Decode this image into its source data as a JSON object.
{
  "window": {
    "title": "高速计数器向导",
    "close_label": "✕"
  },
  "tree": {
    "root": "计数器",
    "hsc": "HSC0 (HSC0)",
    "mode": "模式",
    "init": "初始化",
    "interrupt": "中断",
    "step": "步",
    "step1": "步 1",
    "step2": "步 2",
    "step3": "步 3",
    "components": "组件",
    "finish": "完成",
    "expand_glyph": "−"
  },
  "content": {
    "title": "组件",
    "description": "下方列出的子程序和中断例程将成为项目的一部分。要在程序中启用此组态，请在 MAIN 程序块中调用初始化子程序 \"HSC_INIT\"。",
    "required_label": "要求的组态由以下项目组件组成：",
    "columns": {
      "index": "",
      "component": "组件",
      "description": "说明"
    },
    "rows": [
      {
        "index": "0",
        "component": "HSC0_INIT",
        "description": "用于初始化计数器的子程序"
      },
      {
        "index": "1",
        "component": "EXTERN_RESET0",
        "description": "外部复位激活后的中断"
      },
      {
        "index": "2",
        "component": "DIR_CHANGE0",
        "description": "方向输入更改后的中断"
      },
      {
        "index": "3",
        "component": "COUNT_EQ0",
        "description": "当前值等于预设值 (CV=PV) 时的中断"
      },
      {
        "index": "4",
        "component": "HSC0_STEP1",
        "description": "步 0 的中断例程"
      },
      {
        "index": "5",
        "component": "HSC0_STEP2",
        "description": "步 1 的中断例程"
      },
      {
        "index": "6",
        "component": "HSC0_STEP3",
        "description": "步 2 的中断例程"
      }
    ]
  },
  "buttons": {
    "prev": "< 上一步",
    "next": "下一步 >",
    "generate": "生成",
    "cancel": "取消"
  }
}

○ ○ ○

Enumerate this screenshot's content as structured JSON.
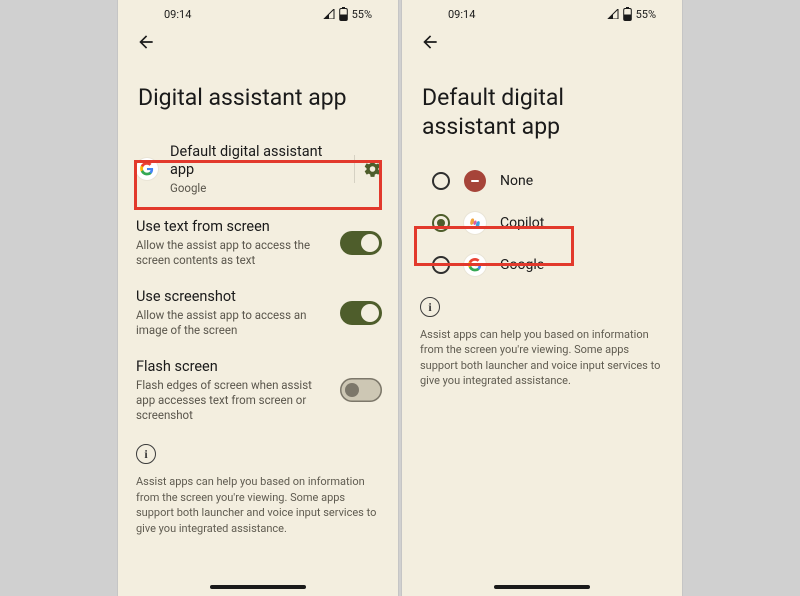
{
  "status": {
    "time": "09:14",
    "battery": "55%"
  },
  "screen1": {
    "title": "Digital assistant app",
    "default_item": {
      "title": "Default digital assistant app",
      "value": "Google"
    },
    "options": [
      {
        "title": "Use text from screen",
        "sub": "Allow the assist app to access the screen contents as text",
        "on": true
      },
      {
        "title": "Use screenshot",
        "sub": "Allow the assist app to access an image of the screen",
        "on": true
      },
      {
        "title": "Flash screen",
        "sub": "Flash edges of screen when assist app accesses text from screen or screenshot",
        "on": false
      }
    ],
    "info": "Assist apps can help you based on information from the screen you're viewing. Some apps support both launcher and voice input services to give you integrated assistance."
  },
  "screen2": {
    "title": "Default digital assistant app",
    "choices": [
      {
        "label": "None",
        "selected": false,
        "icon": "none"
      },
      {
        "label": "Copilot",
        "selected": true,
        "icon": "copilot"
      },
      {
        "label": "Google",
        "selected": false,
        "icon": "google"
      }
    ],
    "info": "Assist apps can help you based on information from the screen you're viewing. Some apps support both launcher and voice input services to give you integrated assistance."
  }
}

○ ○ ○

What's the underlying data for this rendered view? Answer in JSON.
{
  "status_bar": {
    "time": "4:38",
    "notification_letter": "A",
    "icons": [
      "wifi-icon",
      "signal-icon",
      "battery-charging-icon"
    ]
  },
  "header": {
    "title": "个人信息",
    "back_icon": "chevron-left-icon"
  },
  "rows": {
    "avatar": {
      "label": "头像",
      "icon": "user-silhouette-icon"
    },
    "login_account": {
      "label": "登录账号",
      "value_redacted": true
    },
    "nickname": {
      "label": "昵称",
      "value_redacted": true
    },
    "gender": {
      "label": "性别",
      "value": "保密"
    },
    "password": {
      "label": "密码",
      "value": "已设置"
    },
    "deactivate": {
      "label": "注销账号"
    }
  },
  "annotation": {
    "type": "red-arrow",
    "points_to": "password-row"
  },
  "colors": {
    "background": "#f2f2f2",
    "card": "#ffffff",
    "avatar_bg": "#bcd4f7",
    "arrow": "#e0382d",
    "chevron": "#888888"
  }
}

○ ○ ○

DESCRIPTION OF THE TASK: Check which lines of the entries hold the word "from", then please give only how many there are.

OUTPUT OF THE EXERCISE: 4